One of the ways of envisioning the kind of religious spiritual qualities, I developed a scale the daily spiritual experience scale and it has a bunch of questions in it that ask about ordinary experiences like aww, feeling thankful for your blessings, feeling Gods or love directly or divine love, mercy, joy, sense of religious strength and comfort.

Those kinds of things both for religious people and for non-religious people and it kind of works across a lot of people. Well, this DSES is the short form for it, has been correlated with a lot of has been looked at in studies of post-traumatic growth and you’ve written a lot about post-traumatic growth and resiliency. So for example, a study using this set of questions showed that young adults with exposure to violence but have higher scores on these experiences have more resilient functioning as adults.
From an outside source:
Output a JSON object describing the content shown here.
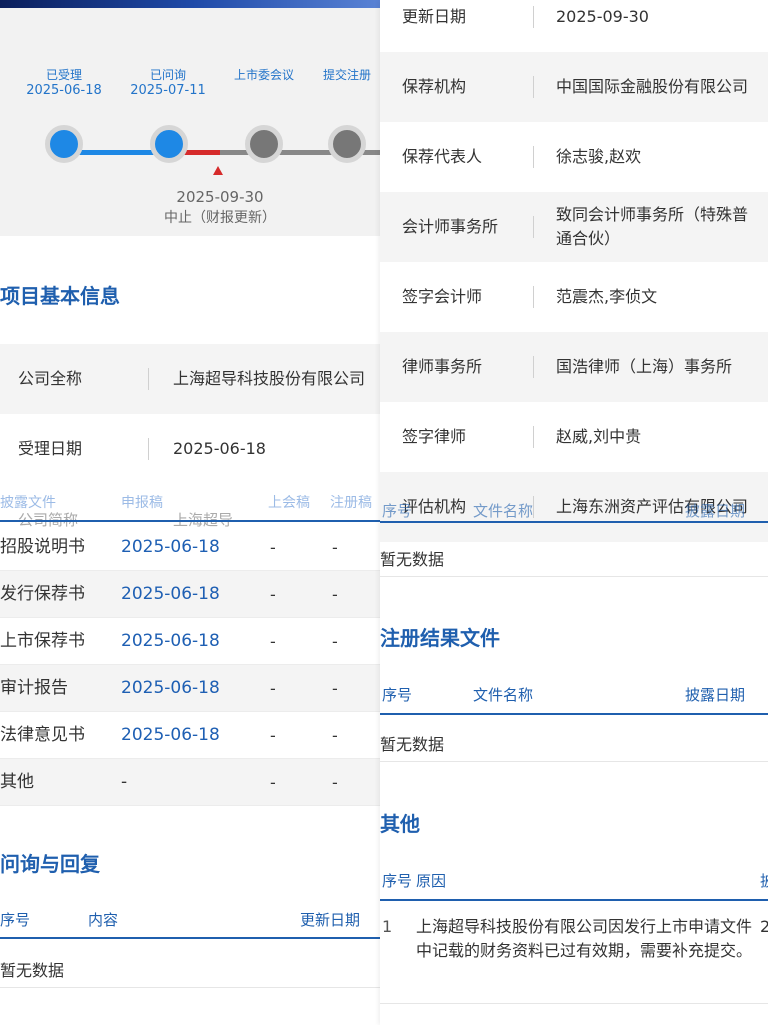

Another study looked at urban early adolescence and the role of this higher scores on the scale enabled them to better after they were exposed to that. It’s been looked at with VATS and PTSD and VATS who have higher scores on the DSES are less likely to have suicidal thoughts and move so it’s suicide. So that kind of it’s been looked at in those situations where people have hit these hard situations.
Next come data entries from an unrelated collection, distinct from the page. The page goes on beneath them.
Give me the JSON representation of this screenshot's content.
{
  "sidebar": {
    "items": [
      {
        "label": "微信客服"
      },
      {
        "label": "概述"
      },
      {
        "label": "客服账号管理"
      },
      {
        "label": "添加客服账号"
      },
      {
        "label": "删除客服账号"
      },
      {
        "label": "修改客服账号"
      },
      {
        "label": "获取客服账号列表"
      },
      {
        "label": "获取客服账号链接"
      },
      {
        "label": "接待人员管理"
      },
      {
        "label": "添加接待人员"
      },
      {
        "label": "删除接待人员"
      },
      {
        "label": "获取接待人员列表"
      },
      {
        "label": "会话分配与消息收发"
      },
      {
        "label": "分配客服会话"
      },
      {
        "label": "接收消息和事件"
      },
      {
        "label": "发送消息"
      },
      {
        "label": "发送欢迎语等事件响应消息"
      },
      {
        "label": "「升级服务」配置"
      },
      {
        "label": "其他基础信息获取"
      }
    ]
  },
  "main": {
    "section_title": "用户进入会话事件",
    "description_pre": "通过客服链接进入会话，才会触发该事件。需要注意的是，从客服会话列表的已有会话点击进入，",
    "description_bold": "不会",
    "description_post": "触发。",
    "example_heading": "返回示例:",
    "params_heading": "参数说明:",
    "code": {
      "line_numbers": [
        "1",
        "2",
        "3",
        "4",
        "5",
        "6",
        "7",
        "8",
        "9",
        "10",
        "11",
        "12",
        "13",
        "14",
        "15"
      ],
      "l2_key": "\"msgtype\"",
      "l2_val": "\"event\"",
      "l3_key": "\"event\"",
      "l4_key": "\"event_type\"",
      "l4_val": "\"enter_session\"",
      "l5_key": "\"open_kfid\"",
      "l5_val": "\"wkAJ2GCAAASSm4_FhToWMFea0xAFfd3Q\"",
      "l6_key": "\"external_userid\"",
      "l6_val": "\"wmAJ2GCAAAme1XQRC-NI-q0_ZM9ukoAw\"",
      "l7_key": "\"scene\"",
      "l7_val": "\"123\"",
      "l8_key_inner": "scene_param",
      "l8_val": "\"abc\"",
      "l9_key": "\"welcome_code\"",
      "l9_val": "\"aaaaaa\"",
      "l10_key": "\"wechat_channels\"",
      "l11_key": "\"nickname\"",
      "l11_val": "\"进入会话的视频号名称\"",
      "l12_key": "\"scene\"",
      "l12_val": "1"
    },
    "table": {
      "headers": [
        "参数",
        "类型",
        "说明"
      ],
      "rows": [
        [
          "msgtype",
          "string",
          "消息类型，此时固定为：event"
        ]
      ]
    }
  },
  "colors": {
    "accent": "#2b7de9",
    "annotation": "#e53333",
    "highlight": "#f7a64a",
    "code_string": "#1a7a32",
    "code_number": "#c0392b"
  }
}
If you have these resources that are not necessarily a theological picture of the world but they’re a sense of connection to the transcendent, they are a buffer in those situations and they enable a growth in people more often than not.

There’s a nice theory that I think helps to frame the the results that you’re talking about Lynn and it’s perhaps most clearly articulated by Crystal Park, who talks about the stress-related model of growth and suffering and it’s a it’s a discrepancy theory. So she says that that suffering occurs when there is a discrepancy between the meaning that we attribute to the event that causes the suffering and our meaning-making system, what we may call our worldview, right, and so the greater the discrepancy between those two the greater their suffering is gonna be.

So for example, you know I’m diagnosed with cancer and so I have this concept of an all-powerful loving God and yet I’m seeing my diagnosis of cancer as as terrible, a tragedy, something completely bad, something that’s gonna make my children you know motherless. There’s a discrepancy there, right, because how can a good and all-powerful God allow a cancer like this, right.

And so that discrepancy is what causes the suffering and so the meaning-making process needs to happen in order to reconcile the two and that can happen in two different ways. It can happen either by reappraising the situation, either by changing our perspective on the the situation that’s causing the suffering to align it with our larger worldview.

Close the gaps.

Close the gaps or it can happen the other way, it could be there our worldview changes, right, in order to accommodate it here. And I think that this goes to what Lynn was talking about in terms of some people having kind of a magical or a simplistic view of you know in terms of their religious concepts.

It’s it’s kind of an inadequate meaning-making framework and so something hard hits and it’s it’s it’s too brittle, right, it shatters, it doesn’t allow for accommodation of the event and so either the person can grow through rebuilding that or it could be that they just end up with a worldview that is shattered and nihilistic. I actually remember a client that I worked with very early on in my time as a therapist and she had been raised in some form of Christian Church and recalled teaching children’s Sunday School class or she told the children that nothing bad would ever happen to them.

That God was gonna protect them and then her sister was murdered. And that caused a huge crisis of faith as you might imagine because she had this idea this religious idea that God would never allow believers to go through anything hard and here was her sister who had died and she completely lost her faith. She was not able to rebuild a positive meaning-making system as a result of that.

So I saw her decades later and she had had kind of a depressed, bitter you know life spanning over those years because her suffering had lead to a decline the shattering of whole worldview. Now it could have been the occasion for her to rebuild a more sophisticated reality oriented you know theological worldview perspective, that’s not what happened in her case but